(Work task): What you return must match the listing exactly, with every image removed.

(Available data):
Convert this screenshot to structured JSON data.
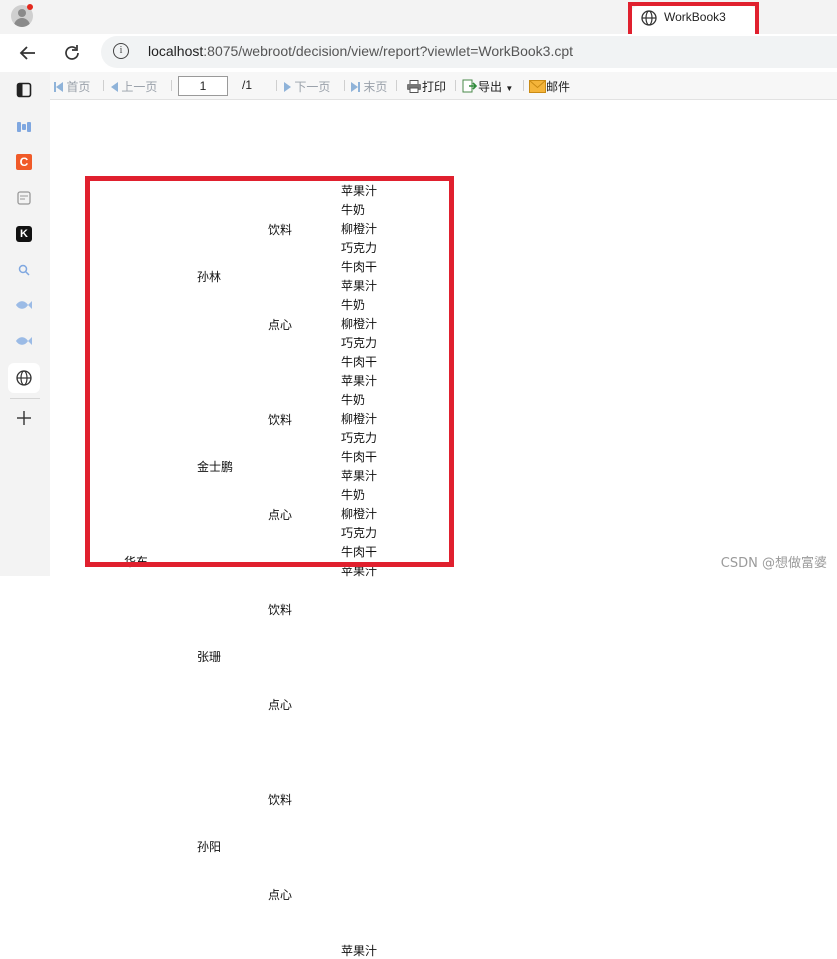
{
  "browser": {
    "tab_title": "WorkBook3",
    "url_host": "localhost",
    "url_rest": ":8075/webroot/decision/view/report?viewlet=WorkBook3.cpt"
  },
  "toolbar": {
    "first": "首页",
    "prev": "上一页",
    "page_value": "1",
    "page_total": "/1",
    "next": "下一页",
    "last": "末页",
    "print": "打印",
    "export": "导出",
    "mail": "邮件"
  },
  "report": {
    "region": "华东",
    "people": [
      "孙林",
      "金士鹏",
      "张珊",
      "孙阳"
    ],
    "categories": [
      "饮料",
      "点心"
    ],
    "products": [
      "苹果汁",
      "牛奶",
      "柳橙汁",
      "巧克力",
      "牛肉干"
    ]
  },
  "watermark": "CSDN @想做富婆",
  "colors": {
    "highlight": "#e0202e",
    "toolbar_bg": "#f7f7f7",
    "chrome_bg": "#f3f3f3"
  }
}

(Reply):
Convert this screenshot to structured JSON data.
{
  "browser": {
    "tab_title": "WorkBook3",
    "url_host": "localhost",
    "url_rest": ":8075/webroot/decision/view/report?viewlet=WorkBook3.cpt"
  },
  "toolbar": {
    "first": "首页",
    "prev": "上一页",
    "page_value": "1",
    "page_total": "/1",
    "next": "下一页",
    "last": "末页",
    "print": "打印",
    "export": "导出",
    "mail": "邮件"
  },
  "report": {
    "region": "华东",
    "people": [
      "孙林",
      "金士鹏",
      "张珊",
      "孙阳"
    ],
    "categories": [
      "饮料",
      "点心"
    ],
    "products": [
      "苹果汁",
      "牛奶",
      "柳橙汁",
      "巧克力",
      "牛肉干"
    ]
  },
  "watermark": "CSDN @想做富婆",
  "colors": {
    "highlight": "#e0202e",
    "toolbar_bg": "#f7f7f7",
    "chrome_bg": "#f3f3f3"
  }
}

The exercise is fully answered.